One of the most important skills we can teach our kids is empathy. Empathy is the ability to see and value what another person is feeling or experiencing. When we see someone in pain and feel that response in our own gut, that’s empathy. When we see someone crying tears of joy at an important reunion and notice ourselves choking up, that’s empathy. When we see someone struggling with a problem and feel an emotional pull to help, that’s empathy. It’s a core skill for what psychologists call “pro-social” behavior – the actions that are involved in building close relationships, maintaining friendships, and developing strong communities. It appears to be the central reality necessary for developing a conscience, as well. Read more >
Raising empathetic kids might seem like a challenging task, but kids are empathetic by nature! Here’s a little story that illustrates this idea: When we lived in Chicago and my kids were all quite young, my two-year-old son accidentally locked himself in the bathroom. He could not understand our directions through the door about how to turn the latch and got more and more upset. His sisters (then about 4, 6, and 8), as they became aware of the situation, went through a whole gamut of emotions in response. They panicked and screamed, worrying he might never get out. They began to cry (loudly, I must say) in their concern for him. And they began to run about the house trying to figure out what to do – and giving me and mom many pieces of advice about how to rescue him.
Kids are empathetic. They are affected by other people’s feelings and are driven to respond. Learning how to support the development of those feelings in healthy directions is another of the tasks of parenting. And there’s plenty of research to support this idea.
Emotional intelligence has become an increasingly popular idea over the last twenty years. While “IQ” (intelligence quotient) attempts to describe our thinking and reasoning abilities, “EQ” (emotional intelligence quotient) attempts to describe our ability to work with our own and others’ emotions. The importance of these skills for personal, relationship and even work success has become increasingly recognized in the psychological community, and researchers and therapists alike are developing ways of helping folks learn and make use of these skills.
Technically, “emotional intelligence is defined as the ability to perceive and express emotion accurately and adaptively, the ability to understand emotion and emotional knowledge, the ability to use feelings to facilitate thought, and the ability to regulate emotions in oneself and in others” (Salovey & Pizarro, 2002).
One of the most important of the emotional intelligence skills is empathy. When we instinctively tell our kids to “think about how what you did made your sister feel,” we are training our kids in empathy and inviting them to recognize the importance of taking others’ feelings into account. So, what are some ways to help support our kids’ development of empathy, and the ability to respond to others in constructive ways? Here are a few points to consider:

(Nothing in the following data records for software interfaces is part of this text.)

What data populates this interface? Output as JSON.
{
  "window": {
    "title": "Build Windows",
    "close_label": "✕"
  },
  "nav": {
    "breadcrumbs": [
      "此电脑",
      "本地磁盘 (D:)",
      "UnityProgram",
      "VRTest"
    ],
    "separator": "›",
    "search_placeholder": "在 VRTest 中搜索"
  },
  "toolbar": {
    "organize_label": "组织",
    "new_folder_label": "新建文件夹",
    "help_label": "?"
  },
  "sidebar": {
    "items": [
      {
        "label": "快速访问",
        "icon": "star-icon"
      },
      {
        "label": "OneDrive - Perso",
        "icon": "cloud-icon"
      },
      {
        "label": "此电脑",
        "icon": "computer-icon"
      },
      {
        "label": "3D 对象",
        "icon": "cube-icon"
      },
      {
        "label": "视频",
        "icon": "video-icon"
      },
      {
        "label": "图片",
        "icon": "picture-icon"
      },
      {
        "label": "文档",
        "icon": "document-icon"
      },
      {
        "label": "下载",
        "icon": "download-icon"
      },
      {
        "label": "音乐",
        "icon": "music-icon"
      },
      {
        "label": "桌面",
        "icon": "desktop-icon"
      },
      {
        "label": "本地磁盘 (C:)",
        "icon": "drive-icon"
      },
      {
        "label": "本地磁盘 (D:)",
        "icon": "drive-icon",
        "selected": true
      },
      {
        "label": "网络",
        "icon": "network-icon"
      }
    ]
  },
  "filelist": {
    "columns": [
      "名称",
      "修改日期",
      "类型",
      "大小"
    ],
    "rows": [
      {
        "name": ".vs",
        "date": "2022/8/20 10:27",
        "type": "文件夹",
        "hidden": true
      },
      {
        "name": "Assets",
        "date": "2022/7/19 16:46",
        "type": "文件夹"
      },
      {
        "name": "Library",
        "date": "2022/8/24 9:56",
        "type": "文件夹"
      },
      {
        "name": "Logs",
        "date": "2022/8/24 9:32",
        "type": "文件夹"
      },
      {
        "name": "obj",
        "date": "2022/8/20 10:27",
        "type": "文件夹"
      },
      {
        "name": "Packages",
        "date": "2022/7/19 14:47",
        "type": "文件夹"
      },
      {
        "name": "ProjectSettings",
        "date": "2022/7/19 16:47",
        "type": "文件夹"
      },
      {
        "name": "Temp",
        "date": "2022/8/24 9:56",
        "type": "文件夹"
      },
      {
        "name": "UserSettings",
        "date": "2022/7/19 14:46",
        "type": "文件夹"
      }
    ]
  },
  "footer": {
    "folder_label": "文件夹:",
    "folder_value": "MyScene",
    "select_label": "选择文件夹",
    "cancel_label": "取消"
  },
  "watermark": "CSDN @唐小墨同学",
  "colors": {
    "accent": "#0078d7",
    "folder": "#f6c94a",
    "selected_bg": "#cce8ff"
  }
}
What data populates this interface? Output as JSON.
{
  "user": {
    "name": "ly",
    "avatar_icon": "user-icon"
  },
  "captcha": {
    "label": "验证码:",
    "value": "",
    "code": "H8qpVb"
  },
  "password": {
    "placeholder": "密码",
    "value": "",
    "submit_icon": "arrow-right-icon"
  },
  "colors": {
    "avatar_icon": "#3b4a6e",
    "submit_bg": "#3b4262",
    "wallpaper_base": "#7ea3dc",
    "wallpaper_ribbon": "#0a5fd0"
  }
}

Interested in learning more about E.Q.? Here are some resources for further investigation: